Provided records:
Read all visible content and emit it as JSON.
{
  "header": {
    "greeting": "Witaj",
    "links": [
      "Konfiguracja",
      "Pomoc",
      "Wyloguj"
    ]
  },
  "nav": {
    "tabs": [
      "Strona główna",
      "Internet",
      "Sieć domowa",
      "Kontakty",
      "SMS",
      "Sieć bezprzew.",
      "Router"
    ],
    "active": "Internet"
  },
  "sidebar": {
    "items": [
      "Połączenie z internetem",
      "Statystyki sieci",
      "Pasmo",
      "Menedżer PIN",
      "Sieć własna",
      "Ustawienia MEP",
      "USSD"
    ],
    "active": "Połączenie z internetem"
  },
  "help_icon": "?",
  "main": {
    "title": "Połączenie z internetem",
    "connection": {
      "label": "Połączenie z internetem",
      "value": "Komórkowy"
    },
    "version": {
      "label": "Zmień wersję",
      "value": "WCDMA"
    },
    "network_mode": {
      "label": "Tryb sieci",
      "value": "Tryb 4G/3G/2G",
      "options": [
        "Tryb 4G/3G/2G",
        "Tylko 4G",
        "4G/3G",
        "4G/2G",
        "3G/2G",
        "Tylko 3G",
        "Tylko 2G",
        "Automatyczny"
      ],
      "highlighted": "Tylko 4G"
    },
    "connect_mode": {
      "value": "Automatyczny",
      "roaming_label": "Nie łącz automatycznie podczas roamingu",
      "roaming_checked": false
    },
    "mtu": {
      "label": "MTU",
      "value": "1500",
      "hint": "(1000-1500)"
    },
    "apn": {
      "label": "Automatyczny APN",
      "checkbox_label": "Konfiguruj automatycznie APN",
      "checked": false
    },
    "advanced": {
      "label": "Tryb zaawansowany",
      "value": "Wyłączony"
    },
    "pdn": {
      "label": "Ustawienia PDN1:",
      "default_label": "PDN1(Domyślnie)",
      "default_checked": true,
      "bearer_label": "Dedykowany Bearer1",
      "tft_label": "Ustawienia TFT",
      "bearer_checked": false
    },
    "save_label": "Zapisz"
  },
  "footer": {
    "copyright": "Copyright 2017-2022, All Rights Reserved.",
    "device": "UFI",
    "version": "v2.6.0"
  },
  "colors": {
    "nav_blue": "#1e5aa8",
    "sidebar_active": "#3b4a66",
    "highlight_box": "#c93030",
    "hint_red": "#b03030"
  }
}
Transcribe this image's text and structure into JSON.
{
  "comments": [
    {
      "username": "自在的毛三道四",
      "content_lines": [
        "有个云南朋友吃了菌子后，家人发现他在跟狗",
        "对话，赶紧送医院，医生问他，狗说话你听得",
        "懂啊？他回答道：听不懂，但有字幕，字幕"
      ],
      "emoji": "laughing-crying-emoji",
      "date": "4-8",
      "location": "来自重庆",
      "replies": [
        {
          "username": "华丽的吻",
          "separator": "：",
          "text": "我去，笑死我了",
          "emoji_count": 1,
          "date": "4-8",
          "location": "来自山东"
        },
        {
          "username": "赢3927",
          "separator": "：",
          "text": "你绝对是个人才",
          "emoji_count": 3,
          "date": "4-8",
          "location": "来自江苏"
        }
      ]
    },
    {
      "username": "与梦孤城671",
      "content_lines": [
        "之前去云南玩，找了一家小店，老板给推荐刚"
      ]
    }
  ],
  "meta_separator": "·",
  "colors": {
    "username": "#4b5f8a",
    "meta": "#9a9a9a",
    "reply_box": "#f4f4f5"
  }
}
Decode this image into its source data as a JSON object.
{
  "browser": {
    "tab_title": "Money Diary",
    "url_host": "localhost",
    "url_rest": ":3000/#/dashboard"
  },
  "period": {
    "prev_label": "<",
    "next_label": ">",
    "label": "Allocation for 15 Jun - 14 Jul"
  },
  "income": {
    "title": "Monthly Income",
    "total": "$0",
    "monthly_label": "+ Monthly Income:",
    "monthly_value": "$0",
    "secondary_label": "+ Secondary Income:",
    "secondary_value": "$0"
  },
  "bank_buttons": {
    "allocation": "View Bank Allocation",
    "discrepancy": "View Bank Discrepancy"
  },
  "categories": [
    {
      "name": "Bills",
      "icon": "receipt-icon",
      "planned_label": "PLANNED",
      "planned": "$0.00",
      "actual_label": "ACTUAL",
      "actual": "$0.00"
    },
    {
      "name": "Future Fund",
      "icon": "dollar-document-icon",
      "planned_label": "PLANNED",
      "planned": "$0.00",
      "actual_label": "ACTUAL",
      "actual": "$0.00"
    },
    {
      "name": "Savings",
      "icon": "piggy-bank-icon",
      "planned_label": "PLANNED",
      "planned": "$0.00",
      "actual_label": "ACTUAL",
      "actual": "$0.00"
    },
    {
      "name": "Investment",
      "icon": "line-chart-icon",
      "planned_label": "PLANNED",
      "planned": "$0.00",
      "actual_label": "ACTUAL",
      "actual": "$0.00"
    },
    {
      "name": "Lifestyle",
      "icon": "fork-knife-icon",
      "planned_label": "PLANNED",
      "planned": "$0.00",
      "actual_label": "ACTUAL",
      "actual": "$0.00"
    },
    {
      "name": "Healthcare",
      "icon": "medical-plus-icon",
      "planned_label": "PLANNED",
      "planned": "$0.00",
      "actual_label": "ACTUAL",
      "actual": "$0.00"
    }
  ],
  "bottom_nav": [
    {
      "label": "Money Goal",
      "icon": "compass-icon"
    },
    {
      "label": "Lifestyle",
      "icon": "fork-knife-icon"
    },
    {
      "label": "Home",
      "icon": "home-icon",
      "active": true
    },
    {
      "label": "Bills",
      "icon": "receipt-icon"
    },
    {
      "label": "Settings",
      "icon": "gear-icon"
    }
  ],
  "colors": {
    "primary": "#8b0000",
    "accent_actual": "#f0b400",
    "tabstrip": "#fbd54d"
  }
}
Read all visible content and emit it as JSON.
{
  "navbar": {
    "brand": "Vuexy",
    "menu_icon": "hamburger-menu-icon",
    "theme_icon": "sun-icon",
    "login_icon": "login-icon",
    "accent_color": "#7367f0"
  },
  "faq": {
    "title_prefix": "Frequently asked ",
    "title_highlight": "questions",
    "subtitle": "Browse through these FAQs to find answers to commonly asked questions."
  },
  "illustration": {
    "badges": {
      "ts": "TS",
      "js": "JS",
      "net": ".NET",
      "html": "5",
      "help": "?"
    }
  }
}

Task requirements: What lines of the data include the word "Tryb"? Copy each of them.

Output for this exercise:
      "label": "Tryb sieci",
      "value": "Tryb 4G/3G/2G",
        "Tryb 4G/3G/2G",
      "label": "Tryb zaawansowany",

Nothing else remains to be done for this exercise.